▸ Instructions to follow:
Below are some entries. Copy each line in them that holds "content".

Dataset rows for apps and sites:
--

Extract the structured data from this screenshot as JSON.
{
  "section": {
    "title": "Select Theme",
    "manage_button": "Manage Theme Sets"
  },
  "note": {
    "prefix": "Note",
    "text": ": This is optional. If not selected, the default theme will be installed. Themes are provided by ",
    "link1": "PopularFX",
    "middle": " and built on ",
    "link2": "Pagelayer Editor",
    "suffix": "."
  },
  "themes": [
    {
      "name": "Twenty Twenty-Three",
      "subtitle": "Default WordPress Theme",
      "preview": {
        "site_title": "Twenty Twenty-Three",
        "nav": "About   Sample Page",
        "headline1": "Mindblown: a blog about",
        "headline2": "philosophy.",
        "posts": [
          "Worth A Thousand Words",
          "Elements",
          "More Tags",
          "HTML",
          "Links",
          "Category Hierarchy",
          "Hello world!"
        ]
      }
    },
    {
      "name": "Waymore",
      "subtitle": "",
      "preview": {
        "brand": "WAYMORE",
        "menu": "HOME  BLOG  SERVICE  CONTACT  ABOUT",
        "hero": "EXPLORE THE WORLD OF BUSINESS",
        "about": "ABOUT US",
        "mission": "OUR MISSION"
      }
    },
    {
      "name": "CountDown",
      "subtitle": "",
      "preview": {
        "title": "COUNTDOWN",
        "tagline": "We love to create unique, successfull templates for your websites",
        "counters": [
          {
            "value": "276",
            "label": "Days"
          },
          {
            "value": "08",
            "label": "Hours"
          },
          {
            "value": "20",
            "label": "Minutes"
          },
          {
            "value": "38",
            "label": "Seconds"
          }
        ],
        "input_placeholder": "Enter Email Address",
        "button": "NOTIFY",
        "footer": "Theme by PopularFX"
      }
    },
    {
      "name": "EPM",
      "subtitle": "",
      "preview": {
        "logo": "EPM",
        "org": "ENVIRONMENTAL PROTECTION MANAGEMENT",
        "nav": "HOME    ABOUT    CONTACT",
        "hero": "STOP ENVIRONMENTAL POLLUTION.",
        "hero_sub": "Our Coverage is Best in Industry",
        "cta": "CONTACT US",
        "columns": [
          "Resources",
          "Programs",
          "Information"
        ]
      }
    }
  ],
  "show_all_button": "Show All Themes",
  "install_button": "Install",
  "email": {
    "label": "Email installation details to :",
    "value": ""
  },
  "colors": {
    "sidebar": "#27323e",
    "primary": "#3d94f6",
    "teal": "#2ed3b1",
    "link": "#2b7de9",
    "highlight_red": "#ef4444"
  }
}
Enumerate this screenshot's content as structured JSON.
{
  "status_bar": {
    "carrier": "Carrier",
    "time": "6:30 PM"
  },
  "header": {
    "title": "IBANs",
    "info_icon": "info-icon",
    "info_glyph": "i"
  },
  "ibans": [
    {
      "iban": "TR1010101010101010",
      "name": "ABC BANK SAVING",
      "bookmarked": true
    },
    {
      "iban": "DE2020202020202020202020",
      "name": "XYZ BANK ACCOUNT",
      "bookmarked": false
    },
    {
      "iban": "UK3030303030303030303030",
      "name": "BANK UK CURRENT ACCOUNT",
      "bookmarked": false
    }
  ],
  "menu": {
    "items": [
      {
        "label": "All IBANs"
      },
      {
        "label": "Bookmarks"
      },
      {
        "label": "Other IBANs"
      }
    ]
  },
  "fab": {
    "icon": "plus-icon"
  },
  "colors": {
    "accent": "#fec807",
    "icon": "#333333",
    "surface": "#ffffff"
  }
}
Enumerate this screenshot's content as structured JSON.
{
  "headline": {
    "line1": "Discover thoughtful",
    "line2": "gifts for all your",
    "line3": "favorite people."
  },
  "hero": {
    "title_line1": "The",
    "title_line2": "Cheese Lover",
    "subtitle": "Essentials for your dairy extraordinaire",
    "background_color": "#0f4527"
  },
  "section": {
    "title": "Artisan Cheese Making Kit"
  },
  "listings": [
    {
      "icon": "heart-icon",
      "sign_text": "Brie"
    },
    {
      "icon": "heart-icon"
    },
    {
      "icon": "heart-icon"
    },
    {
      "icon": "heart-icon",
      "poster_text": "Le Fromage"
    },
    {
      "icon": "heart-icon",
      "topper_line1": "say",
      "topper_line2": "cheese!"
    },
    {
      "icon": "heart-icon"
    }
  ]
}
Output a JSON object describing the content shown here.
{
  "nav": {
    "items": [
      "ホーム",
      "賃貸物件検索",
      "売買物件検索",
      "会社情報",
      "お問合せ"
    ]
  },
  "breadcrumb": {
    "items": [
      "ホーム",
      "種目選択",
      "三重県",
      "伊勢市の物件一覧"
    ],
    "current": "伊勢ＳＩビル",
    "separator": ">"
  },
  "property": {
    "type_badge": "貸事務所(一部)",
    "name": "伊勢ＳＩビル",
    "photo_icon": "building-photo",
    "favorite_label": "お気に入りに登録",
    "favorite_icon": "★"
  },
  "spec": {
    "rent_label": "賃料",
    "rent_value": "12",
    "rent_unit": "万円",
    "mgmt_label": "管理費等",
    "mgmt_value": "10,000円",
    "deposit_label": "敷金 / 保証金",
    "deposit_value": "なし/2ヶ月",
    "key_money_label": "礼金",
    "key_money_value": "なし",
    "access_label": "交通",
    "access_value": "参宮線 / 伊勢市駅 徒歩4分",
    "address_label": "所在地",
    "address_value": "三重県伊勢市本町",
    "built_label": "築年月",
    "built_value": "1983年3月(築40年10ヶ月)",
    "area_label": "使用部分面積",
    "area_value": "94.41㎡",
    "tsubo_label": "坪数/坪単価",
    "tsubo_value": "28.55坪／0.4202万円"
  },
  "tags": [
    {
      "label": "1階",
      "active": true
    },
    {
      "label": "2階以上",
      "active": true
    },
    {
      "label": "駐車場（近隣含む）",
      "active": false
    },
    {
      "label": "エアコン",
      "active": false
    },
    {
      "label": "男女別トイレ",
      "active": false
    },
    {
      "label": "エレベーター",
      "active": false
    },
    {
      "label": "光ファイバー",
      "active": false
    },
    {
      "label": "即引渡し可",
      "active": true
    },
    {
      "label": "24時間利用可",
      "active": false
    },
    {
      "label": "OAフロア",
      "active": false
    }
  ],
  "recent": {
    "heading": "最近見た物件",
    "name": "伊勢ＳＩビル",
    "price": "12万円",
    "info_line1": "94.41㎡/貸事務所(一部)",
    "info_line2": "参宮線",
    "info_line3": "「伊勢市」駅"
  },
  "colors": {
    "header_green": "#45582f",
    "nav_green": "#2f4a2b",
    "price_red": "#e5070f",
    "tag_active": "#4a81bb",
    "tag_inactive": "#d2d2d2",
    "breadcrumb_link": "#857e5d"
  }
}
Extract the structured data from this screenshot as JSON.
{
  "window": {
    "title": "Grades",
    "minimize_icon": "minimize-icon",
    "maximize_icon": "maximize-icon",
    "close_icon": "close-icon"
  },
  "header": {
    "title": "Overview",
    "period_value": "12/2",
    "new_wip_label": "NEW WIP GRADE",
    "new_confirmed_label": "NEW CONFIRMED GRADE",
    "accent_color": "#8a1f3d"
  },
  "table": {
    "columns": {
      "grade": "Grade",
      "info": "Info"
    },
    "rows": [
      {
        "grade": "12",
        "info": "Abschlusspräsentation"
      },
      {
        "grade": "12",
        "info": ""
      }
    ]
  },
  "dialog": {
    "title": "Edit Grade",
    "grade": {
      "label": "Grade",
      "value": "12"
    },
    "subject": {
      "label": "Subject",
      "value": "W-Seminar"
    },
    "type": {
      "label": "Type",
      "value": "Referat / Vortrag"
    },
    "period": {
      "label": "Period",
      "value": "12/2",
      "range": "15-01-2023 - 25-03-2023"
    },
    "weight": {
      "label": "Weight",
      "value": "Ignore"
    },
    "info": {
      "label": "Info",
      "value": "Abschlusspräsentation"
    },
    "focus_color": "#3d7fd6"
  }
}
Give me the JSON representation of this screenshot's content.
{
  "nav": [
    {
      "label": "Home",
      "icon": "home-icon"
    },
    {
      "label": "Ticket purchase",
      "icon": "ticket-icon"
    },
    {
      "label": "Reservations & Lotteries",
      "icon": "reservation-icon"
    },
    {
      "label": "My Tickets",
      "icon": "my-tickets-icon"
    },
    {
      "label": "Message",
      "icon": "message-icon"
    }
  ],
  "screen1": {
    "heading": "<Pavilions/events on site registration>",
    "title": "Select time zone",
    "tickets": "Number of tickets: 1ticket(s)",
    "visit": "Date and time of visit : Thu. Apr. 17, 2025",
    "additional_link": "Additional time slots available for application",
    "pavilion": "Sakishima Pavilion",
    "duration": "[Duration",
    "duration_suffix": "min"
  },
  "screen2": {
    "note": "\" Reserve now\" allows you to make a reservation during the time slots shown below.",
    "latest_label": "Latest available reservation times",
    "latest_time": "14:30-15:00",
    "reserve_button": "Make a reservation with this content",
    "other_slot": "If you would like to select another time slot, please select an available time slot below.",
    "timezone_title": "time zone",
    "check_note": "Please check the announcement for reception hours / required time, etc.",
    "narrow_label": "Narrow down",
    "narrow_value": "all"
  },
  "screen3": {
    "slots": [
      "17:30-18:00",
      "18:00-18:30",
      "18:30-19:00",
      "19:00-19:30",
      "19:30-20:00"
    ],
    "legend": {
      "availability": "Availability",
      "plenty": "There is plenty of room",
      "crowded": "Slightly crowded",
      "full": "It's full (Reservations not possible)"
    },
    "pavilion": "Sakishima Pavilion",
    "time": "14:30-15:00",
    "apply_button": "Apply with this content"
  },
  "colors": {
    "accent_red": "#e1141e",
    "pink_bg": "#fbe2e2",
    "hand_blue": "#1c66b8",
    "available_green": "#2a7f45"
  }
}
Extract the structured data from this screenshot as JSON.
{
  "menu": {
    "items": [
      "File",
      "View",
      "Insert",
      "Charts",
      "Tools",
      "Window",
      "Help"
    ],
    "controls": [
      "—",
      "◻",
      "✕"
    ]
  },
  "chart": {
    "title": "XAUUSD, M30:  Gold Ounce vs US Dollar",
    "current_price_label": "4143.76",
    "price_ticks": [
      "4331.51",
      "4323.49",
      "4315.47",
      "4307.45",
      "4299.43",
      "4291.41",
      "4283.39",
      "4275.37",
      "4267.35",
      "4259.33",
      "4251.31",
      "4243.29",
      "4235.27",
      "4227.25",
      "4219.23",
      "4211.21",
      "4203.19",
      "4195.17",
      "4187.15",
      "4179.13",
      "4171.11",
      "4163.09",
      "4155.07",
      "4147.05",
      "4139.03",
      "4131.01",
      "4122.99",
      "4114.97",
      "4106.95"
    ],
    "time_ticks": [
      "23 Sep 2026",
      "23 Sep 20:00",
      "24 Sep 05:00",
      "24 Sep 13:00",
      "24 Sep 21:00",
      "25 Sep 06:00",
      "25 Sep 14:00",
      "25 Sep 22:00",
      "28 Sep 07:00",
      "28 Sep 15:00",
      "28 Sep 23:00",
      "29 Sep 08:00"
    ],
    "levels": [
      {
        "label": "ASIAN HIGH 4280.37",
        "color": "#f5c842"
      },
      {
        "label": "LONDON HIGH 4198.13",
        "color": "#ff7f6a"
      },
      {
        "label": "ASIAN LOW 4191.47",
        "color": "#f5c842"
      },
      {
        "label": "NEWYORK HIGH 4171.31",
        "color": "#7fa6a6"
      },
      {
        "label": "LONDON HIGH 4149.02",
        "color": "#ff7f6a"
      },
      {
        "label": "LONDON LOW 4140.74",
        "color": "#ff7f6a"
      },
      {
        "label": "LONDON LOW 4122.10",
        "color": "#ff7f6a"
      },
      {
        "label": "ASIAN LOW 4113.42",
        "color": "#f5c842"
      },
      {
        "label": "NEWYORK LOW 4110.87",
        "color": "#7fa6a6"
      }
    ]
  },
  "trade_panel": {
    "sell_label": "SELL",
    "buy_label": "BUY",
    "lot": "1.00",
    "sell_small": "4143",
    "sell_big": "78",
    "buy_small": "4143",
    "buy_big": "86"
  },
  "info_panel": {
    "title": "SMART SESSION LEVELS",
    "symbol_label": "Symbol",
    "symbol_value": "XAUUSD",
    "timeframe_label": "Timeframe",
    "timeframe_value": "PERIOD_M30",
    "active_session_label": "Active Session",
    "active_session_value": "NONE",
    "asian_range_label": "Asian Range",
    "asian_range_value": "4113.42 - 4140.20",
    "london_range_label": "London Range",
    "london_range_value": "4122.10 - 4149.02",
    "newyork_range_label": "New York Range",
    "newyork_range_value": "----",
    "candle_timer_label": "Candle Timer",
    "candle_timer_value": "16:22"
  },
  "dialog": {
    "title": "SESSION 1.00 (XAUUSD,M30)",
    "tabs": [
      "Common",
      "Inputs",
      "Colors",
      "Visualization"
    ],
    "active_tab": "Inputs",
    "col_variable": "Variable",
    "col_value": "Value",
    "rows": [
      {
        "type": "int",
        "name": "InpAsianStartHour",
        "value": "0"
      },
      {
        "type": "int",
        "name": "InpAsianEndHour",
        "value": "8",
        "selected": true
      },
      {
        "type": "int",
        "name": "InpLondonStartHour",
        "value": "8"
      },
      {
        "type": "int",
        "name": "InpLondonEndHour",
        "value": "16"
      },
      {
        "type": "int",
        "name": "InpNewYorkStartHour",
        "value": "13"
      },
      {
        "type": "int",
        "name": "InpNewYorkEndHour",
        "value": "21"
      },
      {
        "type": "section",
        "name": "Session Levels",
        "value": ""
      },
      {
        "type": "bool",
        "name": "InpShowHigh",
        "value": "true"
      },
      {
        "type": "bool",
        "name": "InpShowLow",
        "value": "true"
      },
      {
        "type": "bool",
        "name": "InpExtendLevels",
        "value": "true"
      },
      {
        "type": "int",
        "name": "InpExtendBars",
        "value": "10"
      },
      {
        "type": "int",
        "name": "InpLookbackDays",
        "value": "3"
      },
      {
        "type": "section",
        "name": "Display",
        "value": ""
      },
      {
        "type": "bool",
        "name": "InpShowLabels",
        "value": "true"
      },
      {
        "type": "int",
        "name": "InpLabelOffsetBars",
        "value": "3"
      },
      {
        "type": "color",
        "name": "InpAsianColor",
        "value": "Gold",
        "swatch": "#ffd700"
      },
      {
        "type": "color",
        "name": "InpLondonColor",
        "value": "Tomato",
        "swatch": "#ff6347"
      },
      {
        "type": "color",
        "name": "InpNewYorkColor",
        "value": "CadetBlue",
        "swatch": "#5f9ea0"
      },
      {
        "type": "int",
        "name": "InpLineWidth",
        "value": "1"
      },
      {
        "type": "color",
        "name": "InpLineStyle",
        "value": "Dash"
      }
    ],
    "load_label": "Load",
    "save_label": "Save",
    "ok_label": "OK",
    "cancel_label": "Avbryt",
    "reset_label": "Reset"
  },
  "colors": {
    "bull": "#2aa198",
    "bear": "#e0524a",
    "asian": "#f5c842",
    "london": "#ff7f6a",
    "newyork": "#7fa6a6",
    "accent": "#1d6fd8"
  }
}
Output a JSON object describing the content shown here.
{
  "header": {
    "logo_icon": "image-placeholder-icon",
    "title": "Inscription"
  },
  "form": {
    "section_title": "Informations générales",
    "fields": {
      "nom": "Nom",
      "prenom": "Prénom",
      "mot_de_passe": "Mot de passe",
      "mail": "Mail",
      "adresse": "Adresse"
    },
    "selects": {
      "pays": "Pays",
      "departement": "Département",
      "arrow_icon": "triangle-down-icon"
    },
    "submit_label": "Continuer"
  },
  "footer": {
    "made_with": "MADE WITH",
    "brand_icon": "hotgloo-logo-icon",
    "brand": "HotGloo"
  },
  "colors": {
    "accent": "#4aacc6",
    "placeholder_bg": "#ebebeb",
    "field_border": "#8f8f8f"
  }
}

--

▸ The completed task:
Enumerate this screenshot's content as structured JSON.
Enumerate this screenshot's content as structured JSON.
Output a JSON object describing the content shown here.
Give me the JSON representation of this screenshot's content.
    "reserve_button": "Make a reservation with this content",
    "apply_button": "Apply with this content"
Output a JSON object describing the content shown here.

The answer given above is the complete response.